AIM OF THE EXERCISE ▸ How many lines of the entries hold the string "Search"? Reply with the number alone.

START TASK INPUTS

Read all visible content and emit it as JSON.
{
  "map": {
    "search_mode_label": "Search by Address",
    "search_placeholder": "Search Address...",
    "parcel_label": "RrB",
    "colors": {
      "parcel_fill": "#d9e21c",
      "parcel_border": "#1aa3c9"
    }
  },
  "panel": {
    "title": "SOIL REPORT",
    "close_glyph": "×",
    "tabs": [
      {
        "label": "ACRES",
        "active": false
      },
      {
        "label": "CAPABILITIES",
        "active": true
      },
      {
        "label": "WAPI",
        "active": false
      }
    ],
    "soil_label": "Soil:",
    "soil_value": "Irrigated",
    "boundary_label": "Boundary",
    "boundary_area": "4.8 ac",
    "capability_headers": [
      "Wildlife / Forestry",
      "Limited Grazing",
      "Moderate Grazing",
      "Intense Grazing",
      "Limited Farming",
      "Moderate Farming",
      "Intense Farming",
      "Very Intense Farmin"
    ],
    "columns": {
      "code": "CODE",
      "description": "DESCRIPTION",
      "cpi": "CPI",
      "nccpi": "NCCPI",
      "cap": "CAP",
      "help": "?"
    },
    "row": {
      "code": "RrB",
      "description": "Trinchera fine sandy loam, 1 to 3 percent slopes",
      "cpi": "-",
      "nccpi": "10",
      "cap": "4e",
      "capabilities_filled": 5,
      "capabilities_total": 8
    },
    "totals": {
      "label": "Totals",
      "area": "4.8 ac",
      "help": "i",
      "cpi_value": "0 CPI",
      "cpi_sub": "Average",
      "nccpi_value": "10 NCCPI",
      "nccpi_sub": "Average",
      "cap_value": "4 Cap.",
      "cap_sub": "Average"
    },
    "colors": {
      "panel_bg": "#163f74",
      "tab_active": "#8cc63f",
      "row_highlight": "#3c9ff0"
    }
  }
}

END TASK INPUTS

RESULT ▸ 2